Malta’s capital Valletta is a fortified city located on a hilly peninsula between two of the finest natural harbours in the Mediterranean. The Siege of Malta in 1565 captured the European imagination and mobilised the resources needed to create the new city of Valletta, founded soon after, in 1566. The Knights of St John, aided by the most respected European military engineers of the 16th century, conceived and planned the city as a single, holistic creation of the late Renaissance, with a uniform grid plan within fortified and bastioned city walls. Since its creation, the city has witnessed a number of rebuilding projects, yet those have not compromised the harmony between the dramatic topography and the Hippodamian grid. The fabric of the city includes a compact ensemble of 320 monuments that encapsulate every aspect of the civil, religious, artistic and military functions of its illustrious founders. These include the 16th century buildings relating to the founding of the Renaissance city, such as the cathedral of St John, the Palace of the Grand Master, the Auberge de Castile et Léon, the Auberge de Provence, the Auberge d’Italie, the Auberge d’Aragon and the Infirmary of the Order and the churches of Our Lady of Victory, St Catherine and il Gesù, as well as the improvements attributed to the military engineers and architects of the 18th century such as the Auberge de Bavière, the Church of the Shipwreck of St Paul, the Library and the Manoel Theatre.

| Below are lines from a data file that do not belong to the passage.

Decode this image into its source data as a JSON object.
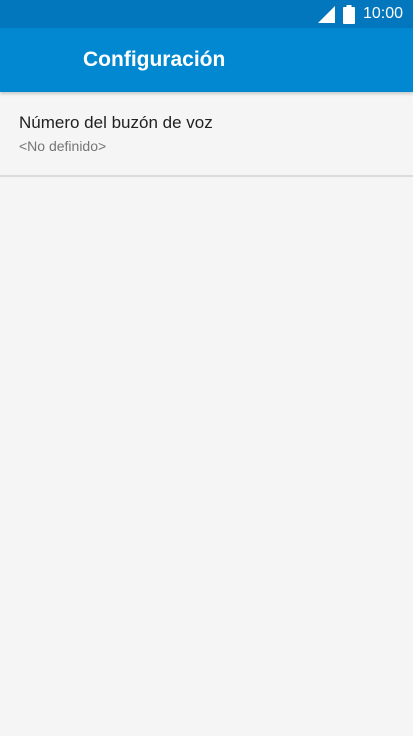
{
  "status_bar": {
    "time": "10:00",
    "icons": [
      "signal-icon",
      "battery-icon"
    ],
    "bg_color": "#0277bd"
  },
  "app_bar": {
    "title": "Configuración",
    "bg_color": "#0288d1"
  },
  "preferences": [
    {
      "title": "Número del buzón de voz",
      "summary": "<No definido>"
    }
  ]
}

Criterion (i): The city is pre-eminently an ideal creation of the late Renaissance with its uniform urban plan, inspired by neo-platonic principles, its fortified and bastioned walls modelled around the natural site and the voluntary implantation of great monuments in well-chosen locations.
Criterion (vi): The city is irrevocably affiliated with the history of the military and charitable Order of the Knights of St John of Jerusalem, which founded the city in 1566 and maintained it throughout two and a half centuries. Valletta is thus associated with the history of one of the greatest military and moral forces of modern Europe.

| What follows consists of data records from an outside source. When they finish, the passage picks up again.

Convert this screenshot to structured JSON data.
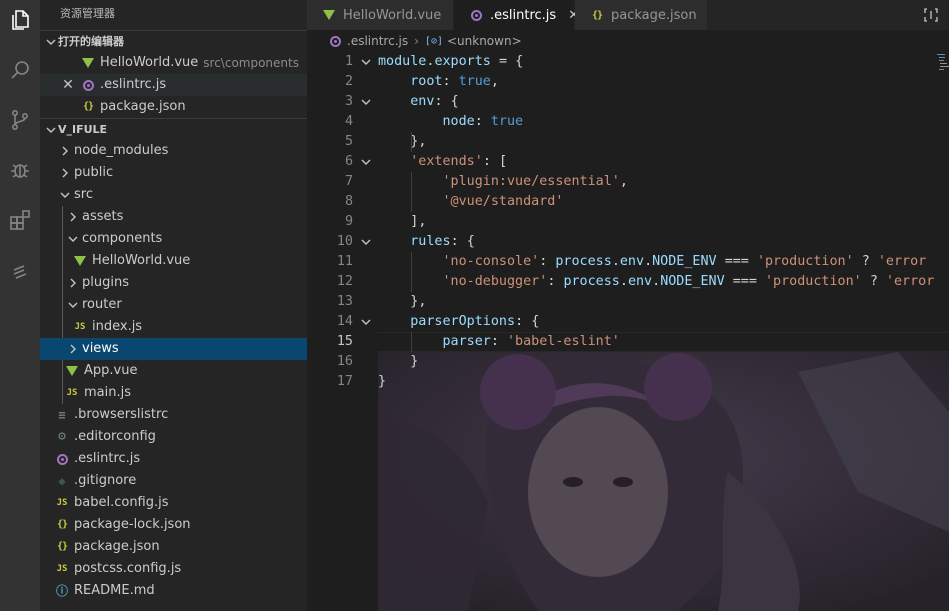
{
  "sidebar": {
    "title": "资源管理器",
    "open_editors": {
      "header": "打开的编辑器",
      "items": [
        {
          "label": "HelloWorld.vue",
          "desc": "src\\components",
          "icon": "vue"
        },
        {
          "label": ".eslintrc.js",
          "desc": "",
          "icon": "eslint"
        },
        {
          "label": "package.json",
          "desc": "",
          "icon": "json"
        }
      ]
    },
    "project": {
      "header": "V_IFULE",
      "items": [
        {
          "label": "node_modules",
          "type": "folder"
        },
        {
          "label": "public",
          "type": "folder"
        },
        {
          "label": "src",
          "type": "folder"
        },
        {
          "label": "assets",
          "type": "folder"
        },
        {
          "label": "components",
          "type": "folder"
        },
        {
          "label": "HelloWorld.vue",
          "icon": "vue"
        },
        {
          "label": "plugins",
          "type": "folder"
        },
        {
          "label": "router",
          "type": "folder"
        },
        {
          "label": "index.js",
          "icon": "js"
        },
        {
          "label": "views",
          "type": "folder"
        },
        {
          "label": "App.vue",
          "icon": "vue"
        },
        {
          "label": "main.js",
          "icon": "js"
        },
        {
          "label": ".browserslistrc",
          "icon": "lines"
        },
        {
          "label": ".editorconfig",
          "icon": "gear"
        },
        {
          "label": ".eslintrc.js",
          "icon": "eslint"
        },
        {
          "label": ".gitignore",
          "icon": "git"
        },
        {
          "label": "babel.config.js",
          "icon": "js"
        },
        {
          "label": "package-lock.json",
          "icon": "json"
        },
        {
          "label": "package.json",
          "icon": "json"
        },
        {
          "label": "postcss.config.js",
          "icon": "js"
        },
        {
          "label": "README.md",
          "icon": "info"
        }
      ]
    }
  },
  "tabs": [
    {
      "label": "HelloWorld.vue",
      "icon": "vue"
    },
    {
      "label": ".eslintrc.js",
      "icon": "eslint",
      "close": "✕"
    },
    {
      "label": "package.json",
      "icon": "json"
    }
  ],
  "icons": {
    "js": "JS",
    "json": "{}",
    "lines": "≡",
    "gear": "⚙",
    "git": "◆",
    "info": "ⓘ",
    "close": "✕",
    "symbol": "[⊘]"
  },
  "breadcrumb": {
    "file": ".eslintrc.js",
    "symbol": "<unknown>"
  },
  "editor": {
    "current_line": 15,
    "lines": [
      {
        "n": "1",
        "code": "module.exports = {"
      },
      {
        "n": "2",
        "code": "    root: true,"
      },
      {
        "n": "3",
        "code": "    env: {"
      },
      {
        "n": "4",
        "code": "        node: true"
      },
      {
        "n": "5",
        "code": "    },"
      },
      {
        "n": "6",
        "code": "    'extends': ["
      },
      {
        "n": "7",
        "code": "        'plugin:vue/essential',"
      },
      {
        "n": "8",
        "code": "        '@vue/standard'"
      },
      {
        "n": "9",
        "code": "    ],"
      },
      {
        "n": "10",
        "code": "    rules: {"
      },
      {
        "n": "11",
        "code": "        'no-console': process.env.NODE_ENV === 'production' ? 'error"
      },
      {
        "n": "12",
        "code": "        'no-debugger': process.env.NODE_ENV === 'production' ? 'error"
      },
      {
        "n": "13",
        "code": "    },"
      },
      {
        "n": "14",
        "code": "    parserOptions: {"
      },
      {
        "n": "15",
        "code": "        parser: 'babel-eslint'"
      },
      {
        "n": "16",
        "code": "    }"
      },
      {
        "n": "17",
        "code": "}"
      }
    ]
  },
  "colors": {
    "accent": "#094771",
    "vue": "#8dc149",
    "js": "#cbcb41",
    "eslint": "#a074c4"
  }
}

Birkirkara (abbreviated B’Kara) is a town in the central region of Malta. It is the most populous on the island, with 22,247 inhabitants as of March 2014. The city consists of four autonomous parishes: Saint Helen, Saint Joseph, Our Lady of Mount Carmel and Saint Mary. The city’s motto is In hoc signo vinces, and its coat of arms is a plain red cross, surmounted by a crown. There are many places of interest in Birkirkara, amongst them the Old Railway Station which is today located within a public garden. Trains were used as means of transportation across the island until the Railway’s closure happened in 1931. Other town features include the Wignacourt Aqueduct built in the 17th Century, and St Helen’s Basilica, housing Malta’s largest church bell. Birkirkara is one of Malta’s oldest towns. [read more]

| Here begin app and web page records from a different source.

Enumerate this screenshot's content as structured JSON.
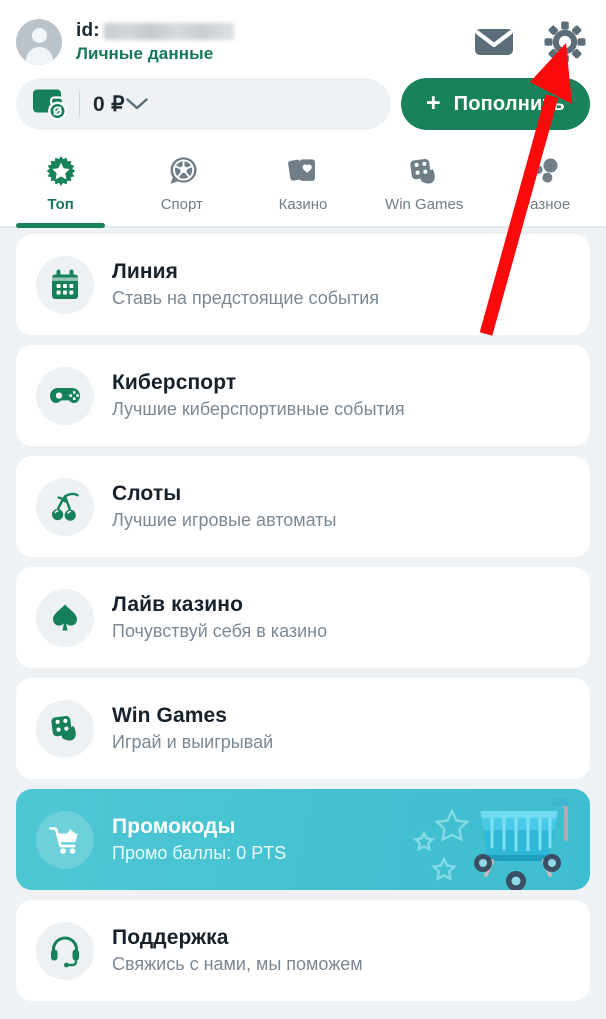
{
  "header": {
    "avatar_icon": "user-avatar-icon",
    "id_label": "id:",
    "id_value_redacted": "",
    "personal_data_link": "Личные данные",
    "mail_icon": "envelope-icon",
    "settings_icon": "gear-icon"
  },
  "balance": {
    "wallet_icon": "wallet-refresh-icon",
    "amount": "0 ₽",
    "dropdown_icon": "chevron-down-icon",
    "topup_plus": "+",
    "topup_label": "Пополнить"
  },
  "tabs": [
    {
      "label": "Топ",
      "icon": "star-badge-icon",
      "active": true
    },
    {
      "label": "Спорт",
      "icon": "soccer-ball-icon",
      "active": false
    },
    {
      "label": "Казино",
      "icon": "playing-cards-icon",
      "active": false
    },
    {
      "label": "Win Games",
      "icon": "dice-icon",
      "active": false
    },
    {
      "label": "Разное",
      "icon": "more-dots-icon",
      "active": false
    }
  ],
  "list": [
    {
      "title": "Линия",
      "subtitle": "Ставь на предстоящие события",
      "icon": "calendar-icon"
    },
    {
      "title": "Киберспорт",
      "subtitle": "Лучшие киберспортивные события",
      "icon": "gamepad-icon"
    },
    {
      "title": "Слоты",
      "subtitle": "Лучшие игровые автоматы",
      "icon": "cherries-icon"
    },
    {
      "title": "Лайв казино",
      "subtitle": "Почувствуй себя в казино",
      "icon": "spade-icon"
    },
    {
      "title": "Win Games",
      "subtitle": "Играй и выигрывай",
      "icon": "dice-icon"
    },
    {
      "title": "Промокоды",
      "subtitle": "Промо баллы: 0 PTS",
      "icon": "shopping-cart-icon",
      "highlight": true
    },
    {
      "title": "Поддержка",
      "subtitle": "Свяжись с нами, мы поможем",
      "icon": "headset-icon"
    }
  ],
  "annotation": {
    "type": "red-arrow",
    "points_to": "gear-icon"
  },
  "colors": {
    "brand_green": "#18825a",
    "link_green": "#157a54",
    "page_bg": "#eef2f5",
    "card_bg": "#ffffff",
    "promo_teal": "#47c3d2",
    "muted_text": "#7b8894",
    "icon_gray": "#6f7e87",
    "annotation_red": "#fa0a0a"
  }
}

Victoria/Rabat is in Gozo. It should not be confused with another town having the name Rabat on the main island of Malta. Rabat lies at the center of the island and most of the roads pass through it. Pretty much everything worthwhile is within a small area where cars can’t go, so on foot is the only option. The town of Rabat was renamed Victoria by the English in the 19th century. In common with many places in Malta and Gozo its foreign name is often ignored and it is referred to in the original Arabic. The name Rabat in Arabic is a commonly used term describing the suburb outside the fortified part of the town or keep. Citadella. Go up to the Citadella and walk around the entire perimeter and enjoy the very beautiful 360 degree view of Gozo at your feet. [read more]